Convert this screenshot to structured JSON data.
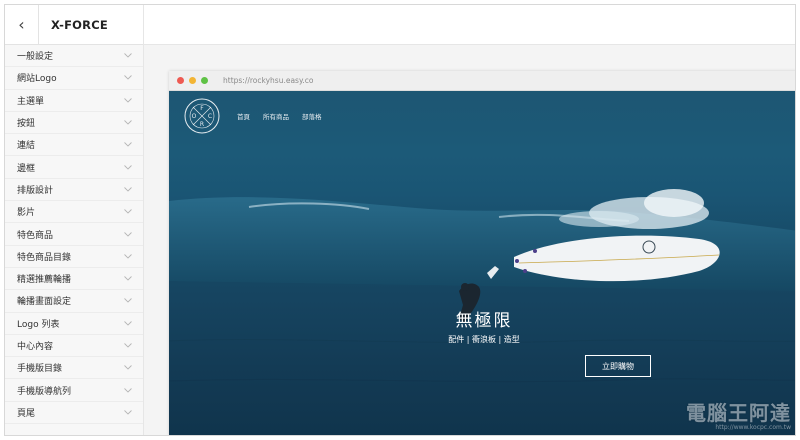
{
  "sidebar": {
    "back_label": "‹",
    "title": "X-FORCE",
    "items": [
      {
        "label": "一般設定"
      },
      {
        "label": "網站Logo"
      },
      {
        "label": "主選單"
      },
      {
        "label": "按鈕"
      },
      {
        "label": "連結"
      },
      {
        "label": "邊框"
      },
      {
        "label": "排版設計"
      },
      {
        "label": "影片"
      },
      {
        "label": "特色商品"
      },
      {
        "label": "特色商品目錄"
      },
      {
        "label": "精選推薦輪播"
      },
      {
        "label": "輪播畫面設定"
      },
      {
        "label": "Logo 列表"
      },
      {
        "label": "中心內容"
      },
      {
        "label": "手機版目錄"
      },
      {
        "label": "手機版導航列"
      },
      {
        "label": "頁尾"
      }
    ]
  },
  "browser": {
    "url": "https://rockyhsu.easy.co",
    "dots": [
      "#ee5a52",
      "#f3b535",
      "#5fc245"
    ]
  },
  "site": {
    "logo_letters": [
      "F",
      "O",
      "C",
      "R"
    ],
    "nav": [
      "首頁",
      "所有商品",
      "部落格"
    ],
    "hero_title": "無極限",
    "hero_subtitle": "配件 | 衝浪板 | 造型",
    "cta_label": "立即購物"
  },
  "watermark": {
    "text": "電腦王阿達",
    "url": "http://www.kocpc.com.tw"
  },
  "colors": {
    "sea_top": "#1d5673",
    "sea_bottom": "#10344c",
    "surfboard": "#f1f3f5"
  }
}
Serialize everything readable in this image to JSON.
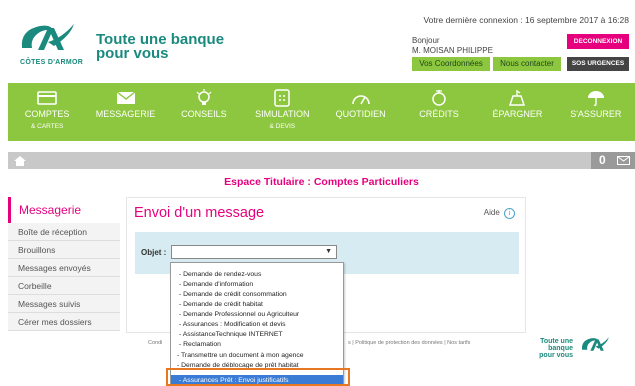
{
  "header": {
    "tagline_line1": "Toute une banque",
    "tagline_line2": "pour vous",
    "region": "CÔTES D'ARMOR",
    "last_connection": "Votre dernière connexion : 16 septembre 2017 à 16:28",
    "greeting": "Bonjour",
    "user_name": "M. MOISAN PHILIPPE",
    "logout_label": "DECONNEXION",
    "coordonnees_label": "Vos Coordonnées",
    "contact_label": "Nous contacter",
    "sos_label": "SOS URGENCES"
  },
  "nav": {
    "items": [
      {
        "label": "COMPTES",
        "sub": "& CARTES",
        "icon": "card-icon"
      },
      {
        "label": "MESSAGERIE",
        "sub": "",
        "icon": "envelope-icon"
      },
      {
        "label": "CONSEILS",
        "sub": "",
        "icon": "lightbulb-icon"
      },
      {
        "label": "SIMULATION",
        "sub": "& DEVIS",
        "icon": "calculator-icon"
      },
      {
        "label": "QUOTIDIEN",
        "sub": "",
        "icon": "gauge-icon"
      },
      {
        "label": "CRÉDITS",
        "sub": "",
        "icon": "hand-icon"
      },
      {
        "label": "ÉPARGNER",
        "sub": "",
        "icon": "piggy-icon"
      },
      {
        "label": "S'ASSURER",
        "sub": "",
        "icon": "umbrella-icon"
      }
    ]
  },
  "greybar": {
    "message_count": "0"
  },
  "espace_title": "Espace Titulaire : Comptes Particuliers",
  "sidebar": {
    "title": "Messagerie",
    "items": [
      "Boîte de réception",
      "Brouillons",
      "Messages envoyés",
      "Corbeille",
      "Messages suivis",
      "Cérer mes dossiers"
    ]
  },
  "main": {
    "title": "Envoi d'un message",
    "help_label": "Aide",
    "objet_label": "Objet :",
    "select_value": "",
    "options": [
      "- Demande de rendez-vous",
      "- Demande d'information",
      "- Demande de crédit consommation",
      "- Demande de crédit habitat",
      "- Demande Professionnel ou Agriculteur",
      "- Assurances : Modification et devis",
      "- AssistanceTechnique INTERNET",
      "- Reclamation",
      "- Transmettre un document à mon agence",
      "- Demande de déblocage de prêt habitat"
    ],
    "selected_option": "- Assurances Prêt : Envoi justificatifs"
  },
  "footer": {
    "links_left": "Condi",
    "links_right": "s | Politique de protection des données | Nos tarifs",
    "tagline_line1": "Toute une banque",
    "tagline_line2": "pour vous"
  },
  "colors": {
    "brand_green": "#8dc63f",
    "brand_teal": "#1b8a7e",
    "accent_pink": "#e6007e",
    "highlight_orange": "#e87722"
  }
}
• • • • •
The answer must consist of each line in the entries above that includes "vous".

    "tagline_line2": "pour vous",
      "- Demande de rendez-vous",
    "tagline_line2": "pour vous"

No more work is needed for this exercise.